Mobile addiction treatment and counseling is coming to remote areas of Sullivan County, and borough leaders say they will save lives.
In Monticello, officials announced the presence of a mobile addiction treatment trailer that will be deployed each day in different Sullivan County neighborhoods and staffed by a peer counselor, a nurse and soon a social worker.
The county has partnered with treatment provider Bridge Back to Life for the resource. It is funded with part of the state’s $1.7 billion settlement with drug companies that have fueled the opioid addiction epidemic.
what you need to know
- Attorney General Letitia James and local leaders unveiled a mobile addiction treatment unit Thursday at Sullivan County Government House
- Aboard the souped-up trailer, attached to a pickup truck, will be a peer counselor and nurse
- The newly devolved unit is equipped for telemedicine appointments, which healthcare providers say will be a crucial part of follow-up care
That was great news for county residents like Dave Lauer.
“There’s obviously a drug problem in the city,” Lauer said. He said that while addiction is treatable, there aren’t many ways to help people get clean.
“I struggle with substance abuse myself,” he said. “You have to get that activation energy, then stay ahead of the curve and have something to shoot at.”
Sullivan County continues to outperform the rest of the state and the Mid-Hudson Valley in opioid-related overdose deaths and hospitalizations.
On Thursday, Attorney General Letitia James joined county officials in bringing the mobile unit online.
“Aid in the form of money will come to support all the big organizations and non-profit organizations and to provide much-needed pay rises for people working in human services,” James said.

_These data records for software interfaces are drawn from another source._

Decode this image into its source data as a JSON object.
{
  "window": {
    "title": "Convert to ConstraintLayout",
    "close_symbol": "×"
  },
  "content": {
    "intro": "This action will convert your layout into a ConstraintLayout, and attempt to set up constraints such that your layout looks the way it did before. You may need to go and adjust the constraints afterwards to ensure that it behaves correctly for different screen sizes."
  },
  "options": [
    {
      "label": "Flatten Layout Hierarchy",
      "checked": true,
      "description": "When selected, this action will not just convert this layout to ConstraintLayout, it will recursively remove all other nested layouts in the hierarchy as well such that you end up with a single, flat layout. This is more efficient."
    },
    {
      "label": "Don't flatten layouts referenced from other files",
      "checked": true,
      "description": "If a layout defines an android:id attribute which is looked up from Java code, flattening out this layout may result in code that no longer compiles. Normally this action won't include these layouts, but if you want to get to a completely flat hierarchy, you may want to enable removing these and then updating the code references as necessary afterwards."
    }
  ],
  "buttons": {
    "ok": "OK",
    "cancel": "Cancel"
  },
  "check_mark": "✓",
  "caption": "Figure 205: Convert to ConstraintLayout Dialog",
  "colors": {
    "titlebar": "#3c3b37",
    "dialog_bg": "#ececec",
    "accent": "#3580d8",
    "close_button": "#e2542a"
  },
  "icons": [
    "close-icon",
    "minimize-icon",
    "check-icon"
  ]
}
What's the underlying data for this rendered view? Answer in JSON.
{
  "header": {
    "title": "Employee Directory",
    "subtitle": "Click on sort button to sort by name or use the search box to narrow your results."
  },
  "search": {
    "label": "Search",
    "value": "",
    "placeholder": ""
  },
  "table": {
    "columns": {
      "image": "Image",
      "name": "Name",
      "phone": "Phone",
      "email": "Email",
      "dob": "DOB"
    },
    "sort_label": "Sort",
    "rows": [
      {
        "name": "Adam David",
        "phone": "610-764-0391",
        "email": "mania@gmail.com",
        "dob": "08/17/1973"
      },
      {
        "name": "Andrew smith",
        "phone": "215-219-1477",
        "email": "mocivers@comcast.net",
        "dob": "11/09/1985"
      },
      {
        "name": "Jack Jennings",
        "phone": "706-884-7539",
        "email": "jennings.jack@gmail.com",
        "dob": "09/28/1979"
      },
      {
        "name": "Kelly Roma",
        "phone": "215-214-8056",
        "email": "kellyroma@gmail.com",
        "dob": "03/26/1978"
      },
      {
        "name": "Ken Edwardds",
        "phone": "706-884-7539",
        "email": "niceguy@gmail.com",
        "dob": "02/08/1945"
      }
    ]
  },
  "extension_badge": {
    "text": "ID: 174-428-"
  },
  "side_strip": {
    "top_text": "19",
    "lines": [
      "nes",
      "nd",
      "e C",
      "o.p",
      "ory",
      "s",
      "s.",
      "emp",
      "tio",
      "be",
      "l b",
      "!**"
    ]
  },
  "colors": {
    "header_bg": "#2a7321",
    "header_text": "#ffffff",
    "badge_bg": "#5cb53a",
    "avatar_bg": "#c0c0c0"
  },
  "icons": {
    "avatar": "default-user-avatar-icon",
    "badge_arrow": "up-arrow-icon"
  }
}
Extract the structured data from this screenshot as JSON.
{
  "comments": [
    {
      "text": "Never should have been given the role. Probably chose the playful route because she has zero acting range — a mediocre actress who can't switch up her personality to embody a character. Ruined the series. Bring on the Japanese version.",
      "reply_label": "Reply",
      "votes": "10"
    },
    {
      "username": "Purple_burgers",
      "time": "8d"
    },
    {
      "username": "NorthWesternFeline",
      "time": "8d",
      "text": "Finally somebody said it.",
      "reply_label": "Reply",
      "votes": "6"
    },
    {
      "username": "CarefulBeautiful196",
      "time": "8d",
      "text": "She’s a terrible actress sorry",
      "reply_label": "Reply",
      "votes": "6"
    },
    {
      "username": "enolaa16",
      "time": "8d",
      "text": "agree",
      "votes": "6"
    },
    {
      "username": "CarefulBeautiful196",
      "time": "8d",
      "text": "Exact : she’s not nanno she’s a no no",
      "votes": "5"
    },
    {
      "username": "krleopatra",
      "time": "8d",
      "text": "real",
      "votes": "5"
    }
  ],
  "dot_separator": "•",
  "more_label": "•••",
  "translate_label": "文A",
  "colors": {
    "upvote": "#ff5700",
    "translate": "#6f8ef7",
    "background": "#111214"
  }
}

Lawmakers and pundits who know Sullivan County say a lot has happened over the years that has put the county in a position where it really needed something like this.
“You’re saving lives today,” congregation member Aileen Gunther told James.
As a nurse, Gunther worked in Catskill-Regional’s detoxification department before it closed 20 years ago. She said treatment has since improved but has also become scarcer.
“The difference is that back then you actually had beds you could put heads on. And now we have closed many units. Access to care is not there. So that brings access to care,” Gunther said.
The newly devolved unit is equipped for telemedicine appointments, which healthcare providers say will be a crucial part of follow-up care.